It all started with one mom who was trying to make Halloween a more enjoyable experience for her autistic son.
With just one simple Facebook post, Alicia Plumer, a mother living in Louisiana, sparked a movement that aims to make Halloween a little better for autistic children.
Autism is a spectrum disorder, meaning that each person has different strengths and challenges. It can affect their social skills, behavior, and speech. The tradition of dressing up and going door-to-door to shout “trick or treat!” can seem daunting and intimidating to some children with autism. They may sometimes face judgment in social situations like these, when they don’t behave the same way as other children.
That’s why mom Alicia Plumer posted her message on Facebook in October of last year. She wanted to make sure that her son, who loves Halloween, could enjoy the holiday just like everyone else.

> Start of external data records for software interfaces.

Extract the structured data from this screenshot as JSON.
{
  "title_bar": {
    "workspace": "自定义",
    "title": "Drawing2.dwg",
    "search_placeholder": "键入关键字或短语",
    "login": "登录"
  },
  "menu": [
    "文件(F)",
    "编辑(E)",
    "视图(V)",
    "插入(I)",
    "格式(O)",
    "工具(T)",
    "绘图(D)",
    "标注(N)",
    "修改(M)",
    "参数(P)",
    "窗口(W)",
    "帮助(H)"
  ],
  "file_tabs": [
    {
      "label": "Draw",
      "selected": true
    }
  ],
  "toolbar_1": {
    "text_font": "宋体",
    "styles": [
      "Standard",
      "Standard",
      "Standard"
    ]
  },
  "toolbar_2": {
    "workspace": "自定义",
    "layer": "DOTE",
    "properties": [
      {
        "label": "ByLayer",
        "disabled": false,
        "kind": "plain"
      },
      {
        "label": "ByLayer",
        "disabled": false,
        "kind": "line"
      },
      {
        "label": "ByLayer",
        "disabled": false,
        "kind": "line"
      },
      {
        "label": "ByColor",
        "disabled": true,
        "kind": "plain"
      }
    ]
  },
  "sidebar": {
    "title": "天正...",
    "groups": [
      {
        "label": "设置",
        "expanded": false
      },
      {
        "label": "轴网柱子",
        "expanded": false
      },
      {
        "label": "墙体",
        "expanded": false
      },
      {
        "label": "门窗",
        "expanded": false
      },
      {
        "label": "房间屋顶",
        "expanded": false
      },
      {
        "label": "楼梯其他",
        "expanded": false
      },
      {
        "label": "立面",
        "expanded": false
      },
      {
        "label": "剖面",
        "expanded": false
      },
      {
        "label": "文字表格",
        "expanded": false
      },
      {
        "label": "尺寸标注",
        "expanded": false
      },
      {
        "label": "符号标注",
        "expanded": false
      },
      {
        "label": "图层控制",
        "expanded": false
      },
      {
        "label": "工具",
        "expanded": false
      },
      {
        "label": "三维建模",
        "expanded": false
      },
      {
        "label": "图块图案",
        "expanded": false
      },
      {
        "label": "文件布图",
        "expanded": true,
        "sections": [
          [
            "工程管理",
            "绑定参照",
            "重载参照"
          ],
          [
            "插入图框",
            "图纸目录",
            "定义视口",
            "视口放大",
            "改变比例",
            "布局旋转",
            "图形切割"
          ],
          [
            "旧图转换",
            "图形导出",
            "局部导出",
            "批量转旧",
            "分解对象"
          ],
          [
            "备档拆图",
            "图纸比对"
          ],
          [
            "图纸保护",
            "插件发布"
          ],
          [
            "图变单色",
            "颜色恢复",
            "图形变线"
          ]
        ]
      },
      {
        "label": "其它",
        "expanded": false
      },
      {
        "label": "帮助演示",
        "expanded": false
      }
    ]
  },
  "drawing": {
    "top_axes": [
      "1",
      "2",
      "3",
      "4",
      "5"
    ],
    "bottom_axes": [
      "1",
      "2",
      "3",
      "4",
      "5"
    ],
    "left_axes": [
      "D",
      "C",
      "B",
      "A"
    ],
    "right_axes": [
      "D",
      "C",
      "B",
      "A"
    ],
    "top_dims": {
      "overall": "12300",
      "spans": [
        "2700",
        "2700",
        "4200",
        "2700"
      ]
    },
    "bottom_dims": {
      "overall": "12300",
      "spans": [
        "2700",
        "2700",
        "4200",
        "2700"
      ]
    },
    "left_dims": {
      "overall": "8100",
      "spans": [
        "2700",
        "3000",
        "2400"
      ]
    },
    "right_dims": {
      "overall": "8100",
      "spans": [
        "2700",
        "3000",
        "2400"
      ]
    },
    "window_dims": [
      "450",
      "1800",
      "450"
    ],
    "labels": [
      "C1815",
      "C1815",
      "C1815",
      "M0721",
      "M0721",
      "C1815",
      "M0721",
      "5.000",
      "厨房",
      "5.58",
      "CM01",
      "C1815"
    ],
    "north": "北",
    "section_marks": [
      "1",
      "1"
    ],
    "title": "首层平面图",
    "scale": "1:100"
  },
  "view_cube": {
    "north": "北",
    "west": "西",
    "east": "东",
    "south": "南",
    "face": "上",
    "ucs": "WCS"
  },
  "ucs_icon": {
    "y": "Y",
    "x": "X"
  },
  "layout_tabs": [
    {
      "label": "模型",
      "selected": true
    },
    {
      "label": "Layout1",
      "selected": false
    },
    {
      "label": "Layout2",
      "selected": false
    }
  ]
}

“If you see someone who appears to be an adult dressed up to trick or treat this year carrying this blue bucket, he’s our son! His name is BJ & he is autistic,” Alicia wrote, adding, “Please help us keep his spirit alive & happy. So when you see the blue bucket share a piece of candy. Spread awareness!”
And now, ever since she made her post, the trend seems to be gaining momentum. The blue Halloween candy bucket has started to become an unofficial symbol of awareness for autism.
As of now, the movement is picking up across social media networks, but is not yet an official symbol of trick or treaters with autism.
Wendy Fournier, who is the president of the National Autism Association, thinks that the blue bucket is an excellent way for all autistic children–“the little ones and the bigger ones” as she says–to participate in the holiday without judgment.
She thinks that the blue buckets are a “subtle, dignified way of alerting people” that the person carrying it may not be able to tolerate wearing a mask, make direct eye contact, or even say “trick or treat” or “thank you.”
All kids deserve to enjoy this fun holiday, despite the challenges they may face. So, if you happen to see a child with a blue bucket, remember that it might be a subtle sign!